#### Action item:
Make an exact copy of all the data.

#### Data to use:
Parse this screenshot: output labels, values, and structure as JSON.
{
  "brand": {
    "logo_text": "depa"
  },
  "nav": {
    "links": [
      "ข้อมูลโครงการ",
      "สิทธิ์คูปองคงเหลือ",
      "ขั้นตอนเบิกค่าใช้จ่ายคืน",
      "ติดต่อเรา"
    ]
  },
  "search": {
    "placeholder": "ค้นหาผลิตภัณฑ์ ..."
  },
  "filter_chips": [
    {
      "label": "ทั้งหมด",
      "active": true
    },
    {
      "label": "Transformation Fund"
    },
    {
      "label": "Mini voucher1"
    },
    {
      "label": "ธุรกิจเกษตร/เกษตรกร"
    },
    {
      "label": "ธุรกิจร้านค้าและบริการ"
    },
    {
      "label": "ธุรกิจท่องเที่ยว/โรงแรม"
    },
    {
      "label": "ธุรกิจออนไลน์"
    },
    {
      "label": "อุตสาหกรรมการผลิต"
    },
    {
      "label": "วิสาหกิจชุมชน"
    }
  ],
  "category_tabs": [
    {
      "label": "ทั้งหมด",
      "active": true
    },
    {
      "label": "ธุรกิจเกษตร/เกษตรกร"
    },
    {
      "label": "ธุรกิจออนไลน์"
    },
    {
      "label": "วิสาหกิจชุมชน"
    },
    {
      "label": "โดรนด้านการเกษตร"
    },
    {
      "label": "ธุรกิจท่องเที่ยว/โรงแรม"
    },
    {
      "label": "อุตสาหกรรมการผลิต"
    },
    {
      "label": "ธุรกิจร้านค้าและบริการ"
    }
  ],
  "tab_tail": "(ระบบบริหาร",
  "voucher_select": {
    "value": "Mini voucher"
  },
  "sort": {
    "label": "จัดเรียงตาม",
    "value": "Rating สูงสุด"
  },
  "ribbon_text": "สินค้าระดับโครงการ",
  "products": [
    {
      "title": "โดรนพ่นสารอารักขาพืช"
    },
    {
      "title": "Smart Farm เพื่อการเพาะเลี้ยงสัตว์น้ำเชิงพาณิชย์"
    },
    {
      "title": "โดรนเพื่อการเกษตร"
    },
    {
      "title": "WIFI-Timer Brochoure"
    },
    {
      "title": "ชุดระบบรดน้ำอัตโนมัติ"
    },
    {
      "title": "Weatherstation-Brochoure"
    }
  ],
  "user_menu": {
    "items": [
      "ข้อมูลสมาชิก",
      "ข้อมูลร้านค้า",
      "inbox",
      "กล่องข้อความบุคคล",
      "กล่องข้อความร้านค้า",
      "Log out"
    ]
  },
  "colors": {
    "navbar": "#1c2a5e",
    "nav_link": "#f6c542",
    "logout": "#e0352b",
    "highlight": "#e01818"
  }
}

#### Reply:
Parse this screenshot: output labels, values, and structure as JSON.
{
  "brand": {
    "logo_text": "depa"
  },
  "nav": {
    "links": [
      "ข้อมูลโครงการ",
      "สิทธิ์คูปองคงเหลือ",
      "ขั้นตอนเบิกค่าใช้จ่ายคืน",
      "ติดต่อเรา"
    ]
  },
  "search": {
    "placeholder": "ค้นหาผลิตภัณฑ์ ..."
  },
  "filter_chips": [
    {
      "label": "ทั้งหมด",
      "active": true
    },
    {
      "label": "Transformation Fund"
    },
    {
      "label": "Mini voucher1"
    },
    {
      "label": "ธุรกิจเกษตร/เกษตรกร"
    },
    {
      "label": "ธุรกิจร้านค้าและบริการ"
    },
    {
      "label": "ธุรกิจท่องเที่ยว/โรงแรม"
    },
    {
      "label": "ธุรกิจออนไลน์"
    },
    {
      "label": "อุตสาหกรรมการผลิต"
    },
    {
      "label": "วิสาหกิจชุมชน"
    }
  ],
  "category_tabs": [
    {
      "label": "ทั้งหมด",
      "active": true
    },
    {
      "label": "ธุรกิจเกษตร/เกษตรกร"
    },
    {
      "label": "ธุรกิจออนไลน์"
    },
    {
      "label": "วิสาหกิจชุมชน"
    },
    {
      "label": "โดรนด้านการเกษตร"
    },
    {
      "label": "ธุรกิจท่องเที่ยว/โรงแรม"
    },
    {
      "label": "อุตสาหกรรมการผลิต"
    },
    {
      "label": "ธุรกิจร้านค้าและบริการ"
    }
  ],
  "tab_tail": "(ระบบบริหาร",
  "voucher_select": {
    "value": "Mini voucher"
  },
  "sort": {
    "label": "จัดเรียงตาม",
    "value": "Rating สูงสุด"
  },
  "ribbon_text": "สินค้าระดับโครงการ",
  "products": [
    {
      "title": "โดรนพ่นสารอารักขาพืช"
    },
    {
      "title": "Smart Farm เพื่อการเพาะเลี้ยงสัตว์น้ำเชิงพาณิชย์"
    },
    {
      "title": "โดรนเพื่อการเกษตร"
    },
    {
      "title": "WIFI-Timer Brochoure"
    },
    {
      "title": "ชุดระบบรดน้ำอัตโนมัติ"
    },
    {
      "title": "Weatherstation-Brochoure"
    }
  ],
  "user_menu": {
    "items": [
      "ข้อมูลสมาชิก",
      "ข้อมูลร้านค้า",
      "inbox",
      "กล่องข้อความบุคคล",
      "กล่องข้อความร้านค้า",
      "Log out"
    ]
  },
  "colors": {
    "navbar": "#1c2a5e",
    "nav_link": "#f6c542",
    "logout": "#e0352b",
    "highlight": "#e01818"
  }
}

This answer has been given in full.